• "This isn’t because I want to optimise an audience; this isn’t because I want to sell ads. This is because it’s nice to know that 17 people read the website and 21 people opened the newsletter, and 36 people read the same story on Facebook, and 6 in an RSS reader — and gosh that’s like the whole top level of a double decker bus, all those people read my story! When companies deal with millions and billions, I think perhaps they forget how the intimate feels. How sometimes it’s not about a thousand retweets but instead about an audience of readers who come back. With whom you have a relationship. Who appreciate you, and you appreciate them. Yes it’s a pleasure to write, and yes I will do it without needing to get 1,000 likes on each and every story, but also let’s not forget that it’s more pleasant with company." This is all good by Matt – on the way the small-bit-intimate web has been sidelined for the all-or-nothing approach. (I'm glad I still run my own site. I'm glad RSS still works. Small software is important. Maybe web-scale doesn't automatically mean 'big')
  • "One way to illustrate that most technologies are, in fact, pretty "hi," is to ask yourself of any manmade object, Do I know how to make one?

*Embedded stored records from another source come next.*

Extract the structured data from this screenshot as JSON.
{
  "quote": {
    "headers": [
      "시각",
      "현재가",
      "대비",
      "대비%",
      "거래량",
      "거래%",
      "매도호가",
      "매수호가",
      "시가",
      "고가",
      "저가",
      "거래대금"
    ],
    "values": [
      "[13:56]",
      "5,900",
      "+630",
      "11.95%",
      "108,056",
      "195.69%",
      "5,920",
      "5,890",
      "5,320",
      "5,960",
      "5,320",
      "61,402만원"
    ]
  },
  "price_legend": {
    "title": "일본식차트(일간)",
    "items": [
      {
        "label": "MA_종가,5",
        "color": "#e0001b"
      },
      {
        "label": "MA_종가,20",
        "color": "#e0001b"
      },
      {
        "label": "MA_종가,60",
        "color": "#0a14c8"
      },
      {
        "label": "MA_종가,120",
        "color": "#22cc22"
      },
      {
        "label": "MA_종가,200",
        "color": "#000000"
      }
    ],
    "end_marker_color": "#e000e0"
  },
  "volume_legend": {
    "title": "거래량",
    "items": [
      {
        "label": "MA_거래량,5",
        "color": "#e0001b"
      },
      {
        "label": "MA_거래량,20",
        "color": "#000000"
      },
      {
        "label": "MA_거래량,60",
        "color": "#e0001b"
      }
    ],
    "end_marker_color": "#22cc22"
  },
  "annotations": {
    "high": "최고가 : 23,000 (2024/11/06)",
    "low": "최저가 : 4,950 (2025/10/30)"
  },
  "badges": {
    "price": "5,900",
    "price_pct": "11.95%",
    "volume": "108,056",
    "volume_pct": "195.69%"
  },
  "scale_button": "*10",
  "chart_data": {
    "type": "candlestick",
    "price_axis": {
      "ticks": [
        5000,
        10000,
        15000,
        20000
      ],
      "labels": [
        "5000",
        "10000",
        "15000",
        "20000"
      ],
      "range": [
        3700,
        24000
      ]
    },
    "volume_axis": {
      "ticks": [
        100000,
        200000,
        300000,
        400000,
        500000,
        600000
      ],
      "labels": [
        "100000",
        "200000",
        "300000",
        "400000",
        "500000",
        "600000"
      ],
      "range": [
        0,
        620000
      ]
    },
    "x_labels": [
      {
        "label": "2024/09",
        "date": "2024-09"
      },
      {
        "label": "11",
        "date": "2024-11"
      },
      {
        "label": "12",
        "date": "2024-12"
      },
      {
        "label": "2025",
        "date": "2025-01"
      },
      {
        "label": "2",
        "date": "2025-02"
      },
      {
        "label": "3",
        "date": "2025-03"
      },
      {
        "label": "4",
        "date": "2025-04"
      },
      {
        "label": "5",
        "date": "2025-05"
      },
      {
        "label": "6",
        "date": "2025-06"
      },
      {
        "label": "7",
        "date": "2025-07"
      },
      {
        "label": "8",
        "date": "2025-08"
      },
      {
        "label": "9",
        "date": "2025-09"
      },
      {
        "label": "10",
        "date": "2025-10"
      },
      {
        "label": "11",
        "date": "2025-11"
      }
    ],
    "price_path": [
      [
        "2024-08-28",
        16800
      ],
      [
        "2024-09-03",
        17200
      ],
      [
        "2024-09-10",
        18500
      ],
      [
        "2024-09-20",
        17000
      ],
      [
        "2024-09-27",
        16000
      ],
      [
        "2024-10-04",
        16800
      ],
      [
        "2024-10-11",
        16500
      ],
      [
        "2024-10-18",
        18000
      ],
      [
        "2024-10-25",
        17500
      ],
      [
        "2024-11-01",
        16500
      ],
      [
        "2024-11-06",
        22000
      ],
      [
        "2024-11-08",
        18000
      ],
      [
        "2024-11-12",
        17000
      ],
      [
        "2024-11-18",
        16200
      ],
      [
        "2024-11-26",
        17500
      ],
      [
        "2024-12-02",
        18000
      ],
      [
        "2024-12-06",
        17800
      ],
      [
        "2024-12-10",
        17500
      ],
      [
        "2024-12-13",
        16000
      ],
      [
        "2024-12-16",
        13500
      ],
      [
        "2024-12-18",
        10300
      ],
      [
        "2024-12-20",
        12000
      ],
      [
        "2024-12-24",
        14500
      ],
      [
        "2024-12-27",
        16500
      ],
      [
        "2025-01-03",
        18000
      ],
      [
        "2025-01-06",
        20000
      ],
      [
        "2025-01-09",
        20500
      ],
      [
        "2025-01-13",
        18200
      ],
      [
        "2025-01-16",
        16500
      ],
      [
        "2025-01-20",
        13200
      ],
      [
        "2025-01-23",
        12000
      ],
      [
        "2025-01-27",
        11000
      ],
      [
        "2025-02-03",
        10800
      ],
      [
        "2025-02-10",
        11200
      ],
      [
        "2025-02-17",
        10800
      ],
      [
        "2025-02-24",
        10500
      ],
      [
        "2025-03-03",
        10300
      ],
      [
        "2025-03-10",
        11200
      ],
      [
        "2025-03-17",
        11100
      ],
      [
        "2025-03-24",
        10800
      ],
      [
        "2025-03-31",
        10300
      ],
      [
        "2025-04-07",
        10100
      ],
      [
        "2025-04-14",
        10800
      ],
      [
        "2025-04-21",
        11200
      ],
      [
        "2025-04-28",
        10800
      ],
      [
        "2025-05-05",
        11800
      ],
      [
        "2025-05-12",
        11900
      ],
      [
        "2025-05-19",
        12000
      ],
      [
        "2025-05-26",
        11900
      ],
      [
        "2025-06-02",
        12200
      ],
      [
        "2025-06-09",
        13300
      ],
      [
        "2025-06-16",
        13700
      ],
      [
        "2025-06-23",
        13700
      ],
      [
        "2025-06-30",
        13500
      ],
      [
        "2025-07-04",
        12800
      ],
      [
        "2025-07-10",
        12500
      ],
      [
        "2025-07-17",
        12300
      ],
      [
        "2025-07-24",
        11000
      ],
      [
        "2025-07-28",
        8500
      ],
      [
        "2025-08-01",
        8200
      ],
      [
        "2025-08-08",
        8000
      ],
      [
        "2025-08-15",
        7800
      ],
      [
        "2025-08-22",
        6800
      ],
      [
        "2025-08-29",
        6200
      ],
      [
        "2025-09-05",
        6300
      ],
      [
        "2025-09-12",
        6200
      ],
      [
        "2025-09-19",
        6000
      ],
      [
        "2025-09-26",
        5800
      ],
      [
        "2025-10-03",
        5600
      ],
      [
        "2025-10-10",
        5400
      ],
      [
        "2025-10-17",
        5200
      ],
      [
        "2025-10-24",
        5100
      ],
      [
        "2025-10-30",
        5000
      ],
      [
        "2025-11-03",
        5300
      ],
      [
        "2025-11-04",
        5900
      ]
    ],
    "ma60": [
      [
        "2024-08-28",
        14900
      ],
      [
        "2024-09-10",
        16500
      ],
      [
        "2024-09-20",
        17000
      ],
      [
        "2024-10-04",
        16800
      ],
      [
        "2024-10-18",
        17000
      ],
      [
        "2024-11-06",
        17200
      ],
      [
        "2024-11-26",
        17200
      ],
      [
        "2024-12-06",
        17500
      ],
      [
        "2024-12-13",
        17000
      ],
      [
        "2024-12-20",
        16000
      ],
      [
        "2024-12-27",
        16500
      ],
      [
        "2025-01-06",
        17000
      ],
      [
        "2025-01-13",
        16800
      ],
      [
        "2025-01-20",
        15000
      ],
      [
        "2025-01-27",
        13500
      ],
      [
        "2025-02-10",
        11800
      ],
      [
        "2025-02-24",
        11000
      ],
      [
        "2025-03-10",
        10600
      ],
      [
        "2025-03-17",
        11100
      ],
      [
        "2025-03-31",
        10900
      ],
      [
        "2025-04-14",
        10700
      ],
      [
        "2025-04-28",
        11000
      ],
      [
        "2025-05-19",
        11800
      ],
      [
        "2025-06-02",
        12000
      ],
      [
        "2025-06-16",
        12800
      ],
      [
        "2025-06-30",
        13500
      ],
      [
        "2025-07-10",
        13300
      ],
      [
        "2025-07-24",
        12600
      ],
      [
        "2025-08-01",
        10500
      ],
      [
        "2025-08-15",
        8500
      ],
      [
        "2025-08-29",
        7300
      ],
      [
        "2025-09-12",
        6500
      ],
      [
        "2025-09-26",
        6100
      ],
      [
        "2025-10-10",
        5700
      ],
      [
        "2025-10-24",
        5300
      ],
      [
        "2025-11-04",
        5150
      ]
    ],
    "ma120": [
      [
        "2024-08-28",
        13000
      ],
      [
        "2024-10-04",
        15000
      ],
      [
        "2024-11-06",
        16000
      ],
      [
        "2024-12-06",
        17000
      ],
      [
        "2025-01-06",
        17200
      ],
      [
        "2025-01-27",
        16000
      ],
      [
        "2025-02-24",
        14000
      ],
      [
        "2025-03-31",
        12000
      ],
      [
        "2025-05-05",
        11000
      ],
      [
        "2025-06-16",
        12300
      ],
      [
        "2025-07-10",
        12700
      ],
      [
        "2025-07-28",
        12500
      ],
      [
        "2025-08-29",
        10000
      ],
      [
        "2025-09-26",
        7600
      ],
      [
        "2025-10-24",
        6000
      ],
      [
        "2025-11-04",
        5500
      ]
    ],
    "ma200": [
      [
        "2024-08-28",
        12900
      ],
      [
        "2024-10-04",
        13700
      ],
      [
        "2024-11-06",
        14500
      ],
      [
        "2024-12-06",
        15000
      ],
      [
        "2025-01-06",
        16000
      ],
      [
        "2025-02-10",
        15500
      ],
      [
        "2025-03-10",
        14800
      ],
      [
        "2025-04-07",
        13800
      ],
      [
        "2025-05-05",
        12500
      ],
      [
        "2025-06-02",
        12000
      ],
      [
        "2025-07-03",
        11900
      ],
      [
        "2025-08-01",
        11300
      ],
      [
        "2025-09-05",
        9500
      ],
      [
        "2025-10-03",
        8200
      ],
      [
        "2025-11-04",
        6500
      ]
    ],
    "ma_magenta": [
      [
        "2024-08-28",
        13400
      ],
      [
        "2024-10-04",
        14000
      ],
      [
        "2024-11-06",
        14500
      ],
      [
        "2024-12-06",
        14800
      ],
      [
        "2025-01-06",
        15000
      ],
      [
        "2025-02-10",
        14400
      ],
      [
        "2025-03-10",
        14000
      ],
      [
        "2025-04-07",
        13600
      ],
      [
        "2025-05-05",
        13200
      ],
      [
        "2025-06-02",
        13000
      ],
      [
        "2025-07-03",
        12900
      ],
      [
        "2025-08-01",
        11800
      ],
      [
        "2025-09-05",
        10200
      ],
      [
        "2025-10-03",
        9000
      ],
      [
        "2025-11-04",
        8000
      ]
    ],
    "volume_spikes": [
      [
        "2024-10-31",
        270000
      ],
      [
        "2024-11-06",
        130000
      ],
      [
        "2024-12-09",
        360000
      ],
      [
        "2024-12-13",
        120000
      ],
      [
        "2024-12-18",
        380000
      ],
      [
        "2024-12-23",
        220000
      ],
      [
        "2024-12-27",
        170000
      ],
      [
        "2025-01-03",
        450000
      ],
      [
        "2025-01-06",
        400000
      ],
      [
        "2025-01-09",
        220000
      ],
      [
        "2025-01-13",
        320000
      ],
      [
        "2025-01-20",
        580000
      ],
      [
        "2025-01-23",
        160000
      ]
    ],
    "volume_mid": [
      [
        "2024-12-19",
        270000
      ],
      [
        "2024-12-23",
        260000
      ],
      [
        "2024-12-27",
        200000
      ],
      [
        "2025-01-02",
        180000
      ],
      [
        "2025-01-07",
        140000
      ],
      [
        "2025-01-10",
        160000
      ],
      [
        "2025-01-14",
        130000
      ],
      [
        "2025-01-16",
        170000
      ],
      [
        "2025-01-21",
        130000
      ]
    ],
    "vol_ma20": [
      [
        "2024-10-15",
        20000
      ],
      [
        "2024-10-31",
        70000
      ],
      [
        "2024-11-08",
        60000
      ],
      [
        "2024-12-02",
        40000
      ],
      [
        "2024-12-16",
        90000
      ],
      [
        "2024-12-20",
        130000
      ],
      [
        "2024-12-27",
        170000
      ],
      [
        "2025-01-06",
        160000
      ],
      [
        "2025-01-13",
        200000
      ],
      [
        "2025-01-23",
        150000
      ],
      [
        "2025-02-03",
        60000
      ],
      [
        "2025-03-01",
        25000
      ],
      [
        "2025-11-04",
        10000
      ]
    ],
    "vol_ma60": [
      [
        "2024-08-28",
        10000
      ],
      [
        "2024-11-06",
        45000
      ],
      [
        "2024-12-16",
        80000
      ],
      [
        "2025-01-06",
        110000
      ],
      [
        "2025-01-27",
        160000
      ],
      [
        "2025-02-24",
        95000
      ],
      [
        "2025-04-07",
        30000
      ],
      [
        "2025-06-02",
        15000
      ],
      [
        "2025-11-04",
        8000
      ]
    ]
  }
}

    Anybody who ever lighted a fire without matches has probably gained some proper respect for "low" or "primitive" or "simple" technologies; anybody who ever lighted a fire with matches should have the wits to respect that notable hi-tech invention." Ursula le Guin with strong truth about technology and science fiction.